_TASK ITEM_
What lines below include the word "this"? Copy each one.

_Dataset items_
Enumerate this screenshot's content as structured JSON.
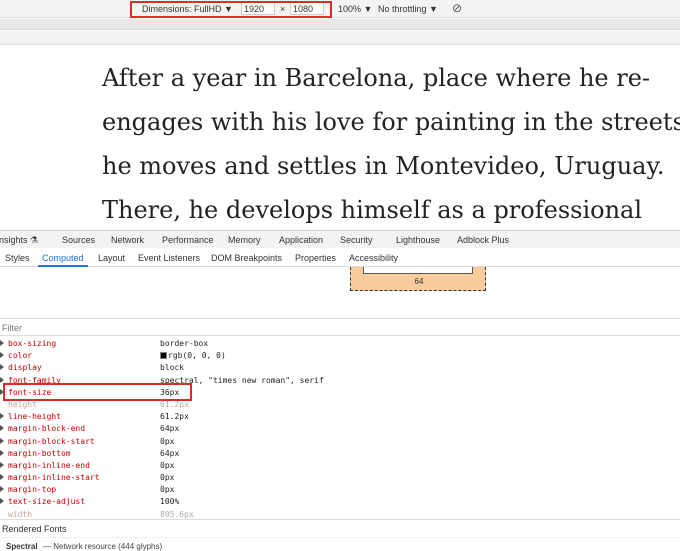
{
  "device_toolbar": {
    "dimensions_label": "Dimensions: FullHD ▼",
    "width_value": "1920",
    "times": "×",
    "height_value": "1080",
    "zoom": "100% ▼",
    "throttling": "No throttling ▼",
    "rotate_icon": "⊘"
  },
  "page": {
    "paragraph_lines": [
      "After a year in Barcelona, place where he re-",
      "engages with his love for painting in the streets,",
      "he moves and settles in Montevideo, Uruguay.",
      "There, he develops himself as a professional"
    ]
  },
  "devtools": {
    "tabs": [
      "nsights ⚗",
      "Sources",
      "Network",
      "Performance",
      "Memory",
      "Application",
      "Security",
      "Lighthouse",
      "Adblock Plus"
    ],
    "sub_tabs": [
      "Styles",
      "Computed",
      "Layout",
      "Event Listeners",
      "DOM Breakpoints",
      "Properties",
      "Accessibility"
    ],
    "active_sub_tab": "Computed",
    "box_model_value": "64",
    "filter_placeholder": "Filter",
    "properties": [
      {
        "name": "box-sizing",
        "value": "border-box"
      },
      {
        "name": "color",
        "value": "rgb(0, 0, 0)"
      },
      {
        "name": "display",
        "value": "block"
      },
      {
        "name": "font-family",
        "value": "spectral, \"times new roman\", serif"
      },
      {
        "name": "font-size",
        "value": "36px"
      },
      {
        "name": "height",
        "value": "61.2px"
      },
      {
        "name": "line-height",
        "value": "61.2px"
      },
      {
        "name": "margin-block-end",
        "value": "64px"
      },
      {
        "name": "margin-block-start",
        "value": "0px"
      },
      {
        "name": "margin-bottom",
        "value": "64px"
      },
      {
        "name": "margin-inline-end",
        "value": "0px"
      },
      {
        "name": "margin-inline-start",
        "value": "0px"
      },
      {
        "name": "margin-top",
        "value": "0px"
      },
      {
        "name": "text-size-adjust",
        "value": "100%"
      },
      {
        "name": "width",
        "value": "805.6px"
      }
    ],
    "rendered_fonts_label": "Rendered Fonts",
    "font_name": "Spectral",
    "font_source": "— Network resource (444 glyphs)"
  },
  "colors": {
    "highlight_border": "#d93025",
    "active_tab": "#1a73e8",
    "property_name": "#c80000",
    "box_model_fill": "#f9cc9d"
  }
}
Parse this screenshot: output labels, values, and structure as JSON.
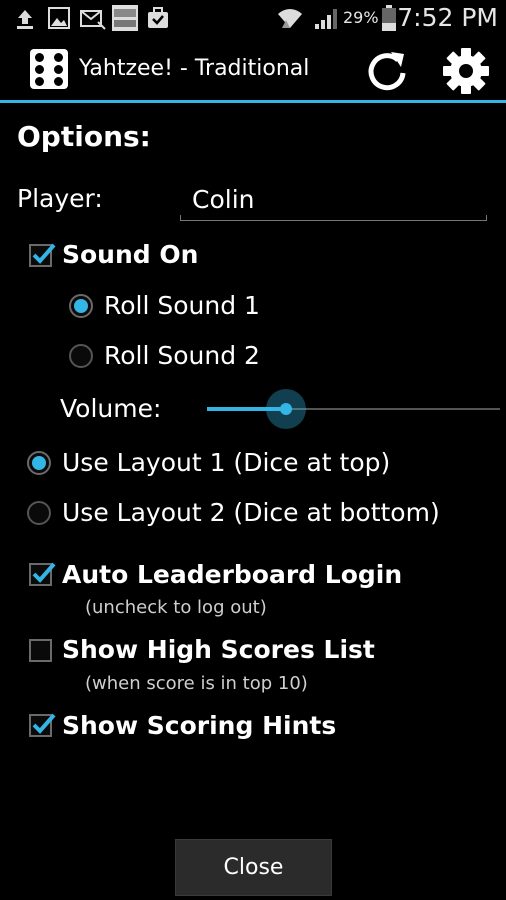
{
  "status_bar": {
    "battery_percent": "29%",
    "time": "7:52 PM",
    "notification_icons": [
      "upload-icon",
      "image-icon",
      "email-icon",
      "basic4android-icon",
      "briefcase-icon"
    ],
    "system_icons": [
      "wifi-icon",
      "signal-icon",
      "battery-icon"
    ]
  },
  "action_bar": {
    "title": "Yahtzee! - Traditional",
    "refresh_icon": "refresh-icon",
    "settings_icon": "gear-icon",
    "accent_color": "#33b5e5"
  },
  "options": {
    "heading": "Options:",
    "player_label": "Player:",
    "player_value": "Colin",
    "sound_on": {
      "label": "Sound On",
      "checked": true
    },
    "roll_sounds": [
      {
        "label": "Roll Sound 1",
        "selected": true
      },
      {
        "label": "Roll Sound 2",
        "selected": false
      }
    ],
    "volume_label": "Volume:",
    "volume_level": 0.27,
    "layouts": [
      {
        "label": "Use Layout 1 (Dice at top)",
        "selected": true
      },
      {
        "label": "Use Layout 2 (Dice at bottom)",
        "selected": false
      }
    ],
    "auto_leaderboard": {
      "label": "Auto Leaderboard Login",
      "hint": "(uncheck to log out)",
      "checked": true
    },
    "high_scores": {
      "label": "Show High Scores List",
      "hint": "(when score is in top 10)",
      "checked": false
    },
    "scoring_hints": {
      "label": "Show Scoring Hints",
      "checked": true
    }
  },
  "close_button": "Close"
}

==

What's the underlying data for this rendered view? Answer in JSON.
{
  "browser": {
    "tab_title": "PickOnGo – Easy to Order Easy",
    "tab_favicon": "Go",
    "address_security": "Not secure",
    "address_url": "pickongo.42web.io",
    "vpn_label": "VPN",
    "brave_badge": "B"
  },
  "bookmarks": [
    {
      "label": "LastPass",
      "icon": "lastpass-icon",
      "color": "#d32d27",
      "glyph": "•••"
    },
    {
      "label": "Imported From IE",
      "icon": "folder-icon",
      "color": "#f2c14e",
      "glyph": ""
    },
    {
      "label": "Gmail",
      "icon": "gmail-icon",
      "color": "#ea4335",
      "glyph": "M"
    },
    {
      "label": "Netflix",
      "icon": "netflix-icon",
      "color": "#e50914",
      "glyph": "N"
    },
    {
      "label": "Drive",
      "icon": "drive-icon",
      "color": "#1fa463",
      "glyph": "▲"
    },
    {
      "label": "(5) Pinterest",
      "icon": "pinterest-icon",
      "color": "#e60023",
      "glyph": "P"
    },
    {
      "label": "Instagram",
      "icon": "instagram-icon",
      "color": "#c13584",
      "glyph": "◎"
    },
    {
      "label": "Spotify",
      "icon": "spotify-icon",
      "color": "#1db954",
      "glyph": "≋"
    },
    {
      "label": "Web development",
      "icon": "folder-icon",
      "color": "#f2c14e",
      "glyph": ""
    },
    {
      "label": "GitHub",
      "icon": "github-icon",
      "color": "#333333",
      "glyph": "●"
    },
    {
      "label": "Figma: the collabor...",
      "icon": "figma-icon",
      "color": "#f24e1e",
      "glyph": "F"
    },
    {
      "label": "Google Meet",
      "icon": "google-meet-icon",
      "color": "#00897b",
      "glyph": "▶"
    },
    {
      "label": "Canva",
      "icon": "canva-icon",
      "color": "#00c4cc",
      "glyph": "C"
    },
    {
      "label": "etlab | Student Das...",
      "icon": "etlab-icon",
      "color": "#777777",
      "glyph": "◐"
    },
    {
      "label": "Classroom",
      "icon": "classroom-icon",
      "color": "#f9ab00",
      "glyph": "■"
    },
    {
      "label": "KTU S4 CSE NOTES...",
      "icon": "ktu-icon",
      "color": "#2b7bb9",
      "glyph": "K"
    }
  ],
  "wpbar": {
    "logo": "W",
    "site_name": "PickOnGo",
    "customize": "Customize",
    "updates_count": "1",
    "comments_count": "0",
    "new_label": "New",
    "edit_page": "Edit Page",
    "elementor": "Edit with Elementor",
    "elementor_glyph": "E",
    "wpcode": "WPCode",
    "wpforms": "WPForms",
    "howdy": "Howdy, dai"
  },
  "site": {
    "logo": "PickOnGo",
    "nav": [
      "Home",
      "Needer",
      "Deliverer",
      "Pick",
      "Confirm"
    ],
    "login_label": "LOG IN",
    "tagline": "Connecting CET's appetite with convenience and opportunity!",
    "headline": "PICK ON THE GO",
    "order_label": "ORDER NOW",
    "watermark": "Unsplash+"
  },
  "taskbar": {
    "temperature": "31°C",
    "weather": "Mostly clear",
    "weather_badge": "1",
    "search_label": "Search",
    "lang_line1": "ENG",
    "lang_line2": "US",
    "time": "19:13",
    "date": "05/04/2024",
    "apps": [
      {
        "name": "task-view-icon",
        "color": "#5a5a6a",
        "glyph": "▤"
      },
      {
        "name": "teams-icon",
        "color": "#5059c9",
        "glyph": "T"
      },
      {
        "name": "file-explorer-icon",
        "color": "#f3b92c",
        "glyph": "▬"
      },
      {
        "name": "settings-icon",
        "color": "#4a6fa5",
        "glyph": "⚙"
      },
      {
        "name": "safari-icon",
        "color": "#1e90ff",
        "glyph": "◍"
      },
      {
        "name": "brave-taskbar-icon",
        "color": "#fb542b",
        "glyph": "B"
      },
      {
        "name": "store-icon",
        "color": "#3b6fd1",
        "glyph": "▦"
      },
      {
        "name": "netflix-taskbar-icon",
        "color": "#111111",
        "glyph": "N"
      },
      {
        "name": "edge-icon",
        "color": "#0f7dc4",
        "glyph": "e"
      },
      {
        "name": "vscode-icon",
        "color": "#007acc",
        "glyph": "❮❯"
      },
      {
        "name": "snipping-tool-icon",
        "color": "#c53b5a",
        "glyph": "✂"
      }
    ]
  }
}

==

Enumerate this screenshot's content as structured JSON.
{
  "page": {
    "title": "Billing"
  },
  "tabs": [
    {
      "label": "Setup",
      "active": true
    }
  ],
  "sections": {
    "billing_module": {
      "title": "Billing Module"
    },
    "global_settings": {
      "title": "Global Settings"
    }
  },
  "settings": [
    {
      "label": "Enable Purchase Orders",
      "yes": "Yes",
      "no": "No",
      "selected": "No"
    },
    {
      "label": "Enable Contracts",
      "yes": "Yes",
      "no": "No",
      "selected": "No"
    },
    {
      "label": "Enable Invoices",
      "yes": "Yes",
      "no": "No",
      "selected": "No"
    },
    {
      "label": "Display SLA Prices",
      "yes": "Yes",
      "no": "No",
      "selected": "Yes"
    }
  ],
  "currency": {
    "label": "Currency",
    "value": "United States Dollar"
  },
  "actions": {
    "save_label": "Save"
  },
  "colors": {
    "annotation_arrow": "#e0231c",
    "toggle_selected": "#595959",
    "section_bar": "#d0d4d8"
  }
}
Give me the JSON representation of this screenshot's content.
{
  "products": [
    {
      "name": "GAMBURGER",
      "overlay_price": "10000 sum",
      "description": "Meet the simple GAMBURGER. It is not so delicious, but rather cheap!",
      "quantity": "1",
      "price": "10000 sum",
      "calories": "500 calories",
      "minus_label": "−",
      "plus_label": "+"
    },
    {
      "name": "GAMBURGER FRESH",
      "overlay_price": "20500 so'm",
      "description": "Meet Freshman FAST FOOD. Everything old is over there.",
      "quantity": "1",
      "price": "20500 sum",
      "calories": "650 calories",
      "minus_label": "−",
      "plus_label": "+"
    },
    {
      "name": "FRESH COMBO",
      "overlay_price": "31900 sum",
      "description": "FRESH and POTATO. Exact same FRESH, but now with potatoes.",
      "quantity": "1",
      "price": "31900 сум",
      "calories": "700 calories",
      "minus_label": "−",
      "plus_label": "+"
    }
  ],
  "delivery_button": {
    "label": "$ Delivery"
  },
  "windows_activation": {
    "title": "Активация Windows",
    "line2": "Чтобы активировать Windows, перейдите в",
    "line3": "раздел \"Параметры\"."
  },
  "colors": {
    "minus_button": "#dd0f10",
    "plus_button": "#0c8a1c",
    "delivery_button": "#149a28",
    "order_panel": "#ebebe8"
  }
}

_TASK ANSWER_
Enumerate this screenshot's content as structured JSON.
Parse this screenshot: output labels, values, and structure as JSON.
What's the underlying data for this rendered view? Answer in JSON.
Enumerate this screenshot's content as structured JSON.
Give me the JSON representation of this screenshot's content.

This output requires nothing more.